Having such a unique history, it also is known for its unique culinary traditions including spicy food (often known in the West as Szechuan cuisine). Thus it is not surprising it also has its own vinegar, Sichuan Baoning Vinegar. Baoning Vinegar was created around the year 1618 as the Ming Dynasty was falling apart and coming to a close. During this time the innovation of Baoning was made by simplifying the base ingredients—wheat bran is the main cereal though others can be present in fractional quantities—but making the Qu much more complex.
The Qu for Baoning Vinegar contains dozens of types of traditional Chinese herbs which impart special flavor and reputed health properties to the finished vinegar. Like the others, it is also aged though usually for only 3 months to 1 year.
Fujian Yongchun Monascus (Red) Vinegar (永春老醋)
The final of the four, and the least likely to be found outside China, Fujian Yongchun Red Vinegar is named both from the town in the southern coastal Fujian province it is made but also due to its unique red color as opposed to the black color of the other three. The red color comes from red mold in the Qu which comes from the Monascus rather than Aspergillus genus of molds. Distinct from the other three, Yongchun Vinegar is a liquid state fermentation process, similar to those in the West, and also uses rice almost exclusively as its starch.

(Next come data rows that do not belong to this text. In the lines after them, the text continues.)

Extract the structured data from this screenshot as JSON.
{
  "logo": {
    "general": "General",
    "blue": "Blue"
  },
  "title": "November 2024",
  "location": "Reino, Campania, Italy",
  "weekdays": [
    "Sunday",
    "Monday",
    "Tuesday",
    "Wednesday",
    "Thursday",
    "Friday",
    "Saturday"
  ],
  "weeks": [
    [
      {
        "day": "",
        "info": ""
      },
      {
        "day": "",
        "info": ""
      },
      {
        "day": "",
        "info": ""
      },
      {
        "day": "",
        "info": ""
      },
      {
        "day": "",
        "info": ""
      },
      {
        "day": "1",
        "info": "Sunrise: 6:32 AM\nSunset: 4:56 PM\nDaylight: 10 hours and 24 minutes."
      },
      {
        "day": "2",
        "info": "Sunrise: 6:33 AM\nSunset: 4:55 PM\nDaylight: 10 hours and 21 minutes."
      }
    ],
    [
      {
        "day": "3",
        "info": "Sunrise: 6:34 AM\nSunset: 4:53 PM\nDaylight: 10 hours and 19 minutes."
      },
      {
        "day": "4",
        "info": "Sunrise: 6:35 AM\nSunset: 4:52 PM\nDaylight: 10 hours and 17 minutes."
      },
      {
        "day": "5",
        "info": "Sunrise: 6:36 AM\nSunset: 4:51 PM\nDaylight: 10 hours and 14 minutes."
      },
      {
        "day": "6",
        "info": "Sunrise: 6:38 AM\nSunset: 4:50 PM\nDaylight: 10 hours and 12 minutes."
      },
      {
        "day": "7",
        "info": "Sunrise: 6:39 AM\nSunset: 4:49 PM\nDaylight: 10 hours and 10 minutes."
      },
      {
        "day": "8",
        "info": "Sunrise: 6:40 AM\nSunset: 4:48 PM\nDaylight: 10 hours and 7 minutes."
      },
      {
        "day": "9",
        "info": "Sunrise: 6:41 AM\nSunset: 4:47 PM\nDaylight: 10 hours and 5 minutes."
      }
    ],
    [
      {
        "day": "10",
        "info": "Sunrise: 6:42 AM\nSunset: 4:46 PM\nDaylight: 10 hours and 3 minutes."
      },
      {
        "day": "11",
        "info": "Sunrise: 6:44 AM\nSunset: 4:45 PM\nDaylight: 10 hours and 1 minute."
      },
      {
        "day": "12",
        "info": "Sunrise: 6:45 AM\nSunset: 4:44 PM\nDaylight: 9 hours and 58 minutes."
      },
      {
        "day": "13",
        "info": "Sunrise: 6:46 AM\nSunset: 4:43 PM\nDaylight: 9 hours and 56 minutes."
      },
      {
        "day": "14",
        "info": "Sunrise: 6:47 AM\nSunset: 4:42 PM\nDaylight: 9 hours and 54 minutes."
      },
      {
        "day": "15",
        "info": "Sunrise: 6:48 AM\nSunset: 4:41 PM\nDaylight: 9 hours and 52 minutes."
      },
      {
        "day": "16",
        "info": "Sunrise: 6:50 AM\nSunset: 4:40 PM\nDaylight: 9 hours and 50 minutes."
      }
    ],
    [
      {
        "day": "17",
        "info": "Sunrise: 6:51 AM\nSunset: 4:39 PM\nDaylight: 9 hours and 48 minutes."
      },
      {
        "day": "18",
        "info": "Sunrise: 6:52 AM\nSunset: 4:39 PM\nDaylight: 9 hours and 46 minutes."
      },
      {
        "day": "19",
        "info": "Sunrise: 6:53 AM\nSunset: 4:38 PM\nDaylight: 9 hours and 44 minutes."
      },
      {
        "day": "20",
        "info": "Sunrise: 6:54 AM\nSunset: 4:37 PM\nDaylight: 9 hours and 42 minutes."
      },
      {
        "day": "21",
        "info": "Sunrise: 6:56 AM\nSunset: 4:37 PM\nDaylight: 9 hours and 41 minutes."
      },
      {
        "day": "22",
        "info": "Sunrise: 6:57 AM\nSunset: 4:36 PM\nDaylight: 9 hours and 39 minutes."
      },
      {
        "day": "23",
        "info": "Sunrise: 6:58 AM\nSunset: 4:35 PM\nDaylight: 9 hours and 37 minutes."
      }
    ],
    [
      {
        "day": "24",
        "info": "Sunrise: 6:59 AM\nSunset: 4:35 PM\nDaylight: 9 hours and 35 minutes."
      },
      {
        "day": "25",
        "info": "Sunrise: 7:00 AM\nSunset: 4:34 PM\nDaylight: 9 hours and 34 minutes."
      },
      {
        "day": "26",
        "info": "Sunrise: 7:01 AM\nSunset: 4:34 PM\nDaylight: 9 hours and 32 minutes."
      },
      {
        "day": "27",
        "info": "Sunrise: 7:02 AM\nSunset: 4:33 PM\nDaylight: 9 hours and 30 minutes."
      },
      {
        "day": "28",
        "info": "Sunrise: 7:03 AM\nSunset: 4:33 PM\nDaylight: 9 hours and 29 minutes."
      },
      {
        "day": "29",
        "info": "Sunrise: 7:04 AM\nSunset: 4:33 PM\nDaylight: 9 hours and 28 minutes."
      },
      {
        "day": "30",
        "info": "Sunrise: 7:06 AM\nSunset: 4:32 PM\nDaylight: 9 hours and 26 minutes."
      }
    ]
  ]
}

Once converted to alcohol, the mash is poured first into an urn one-half full of one year old vinegar. One year later, one-half of this urn is poured into another urn one-half full of two year old vinegar. This repeats once more so that the vinegar is aged at least three years by the time it is done. This process of using successive containers of aged vinegar to mature new vinegar is nearly identical to the Solera process for aging Sherry Vinegar in Spain.
Citizens, my version of this recipe calls for “old” cucumbers, which according to Chinese traditional medicine are much better for you. I also add a touch of garlic and garnish the dish with minced cilantro and celery leaves. My favorite version of this uses Sichuan Baoning vinegar, but any Chinese vinegar will work and you can even use Balsamic vinegar if you are so inclined.
Battle on – The Generalissimo